### [What to work on]
All of the data below must be repeated exactly.
Material provided Start Marker
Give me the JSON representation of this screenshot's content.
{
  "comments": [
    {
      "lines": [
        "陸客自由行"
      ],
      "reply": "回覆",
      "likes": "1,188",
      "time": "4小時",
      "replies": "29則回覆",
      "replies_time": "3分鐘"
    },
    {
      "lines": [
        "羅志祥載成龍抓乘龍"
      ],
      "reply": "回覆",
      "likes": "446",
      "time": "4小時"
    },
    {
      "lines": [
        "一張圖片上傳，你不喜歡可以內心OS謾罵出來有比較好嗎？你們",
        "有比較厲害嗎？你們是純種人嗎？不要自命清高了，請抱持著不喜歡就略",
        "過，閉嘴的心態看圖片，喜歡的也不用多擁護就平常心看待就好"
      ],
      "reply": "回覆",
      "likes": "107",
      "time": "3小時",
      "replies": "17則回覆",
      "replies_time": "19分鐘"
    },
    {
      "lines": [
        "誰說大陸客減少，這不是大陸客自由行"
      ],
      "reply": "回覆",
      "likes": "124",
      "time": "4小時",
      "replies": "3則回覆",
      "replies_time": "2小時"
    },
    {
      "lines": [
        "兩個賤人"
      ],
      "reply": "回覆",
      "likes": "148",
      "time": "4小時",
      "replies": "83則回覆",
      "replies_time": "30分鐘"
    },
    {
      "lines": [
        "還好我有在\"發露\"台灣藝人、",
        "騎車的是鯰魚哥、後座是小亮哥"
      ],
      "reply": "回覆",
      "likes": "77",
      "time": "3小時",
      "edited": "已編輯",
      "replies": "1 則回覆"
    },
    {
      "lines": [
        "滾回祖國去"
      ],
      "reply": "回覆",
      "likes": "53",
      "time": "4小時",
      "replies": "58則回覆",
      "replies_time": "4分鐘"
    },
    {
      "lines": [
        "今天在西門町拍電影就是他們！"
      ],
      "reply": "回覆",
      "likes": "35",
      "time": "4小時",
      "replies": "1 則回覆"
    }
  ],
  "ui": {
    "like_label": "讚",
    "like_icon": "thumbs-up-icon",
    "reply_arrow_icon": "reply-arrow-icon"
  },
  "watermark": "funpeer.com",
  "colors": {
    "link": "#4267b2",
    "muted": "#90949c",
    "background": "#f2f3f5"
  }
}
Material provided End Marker
### [Response to the exercise]
Give me the JSON representation of this screenshot's content.
{
  "comments": [
    {
      "lines": [
        "陸客自由行"
      ],
      "reply": "回覆",
      "likes": "1,188",
      "time": "4小時",
      "replies": "29則回覆",
      "replies_time": "3分鐘"
    },
    {
      "lines": [
        "羅志祥載成龍抓乘龍"
      ],
      "reply": "回覆",
      "likes": "446",
      "time": "4小時"
    },
    {
      "lines": [
        "一張圖片上傳，你不喜歡可以內心OS謾罵出來有比較好嗎？你們",
        "有比較厲害嗎？你們是純種人嗎？不要自命清高了，請抱持著不喜歡就略",
        "過，閉嘴的心態看圖片，喜歡的也不用多擁護就平常心看待就好"
      ],
      "reply": "回覆",
      "likes": "107",
      "time": "3小時",
      "replies": "17則回覆",
      "replies_time": "19分鐘"
    },
    {
      "lines": [
        "誰說大陸客減少，這不是大陸客自由行"
      ],
      "reply": "回覆",
      "likes": "124",
      "time": "4小時",
      "replies": "3則回覆",
      "replies_time": "2小時"
    },
    {
      "lines": [
        "兩個賤人"
      ],
      "reply": "回覆",
      "likes": "148",
      "time": "4小時",
      "replies": "83則回覆",
      "replies_time": "30分鐘"
    },
    {
      "lines": [
        "還好我有在\"發露\"台灣藝人、",
        "騎車的是鯰魚哥、後座是小亮哥"
      ],
      "reply": "回覆",
      "likes": "77",
      "time": "3小時",
      "edited": "已編輯",
      "replies": "1 則回覆"
    },
    {
      "lines": [
        "滾回祖國去"
      ],
      "reply": "回覆",
      "likes": "53",
      "time": "4小時",
      "replies": "58則回覆",
      "replies_time": "4分鐘"
    },
    {
      "lines": [
        "今天在西門町拍電影就是他們！"
      ],
      "reply": "回覆",
      "likes": "35",
      "time": "4小時",
      "replies": "1 則回覆"
    }
  ],
  "ui": {
    "like_label": "讚",
    "like_icon": "thumbs-up-icon",
    "reply_arrow_icon": "reply-arrow-icon"
  },
  "watermark": "funpeer.com",
  "colors": {
    "link": "#4267b2",
    "muted": "#90949c",
    "background": "#f2f3f5"
  }
}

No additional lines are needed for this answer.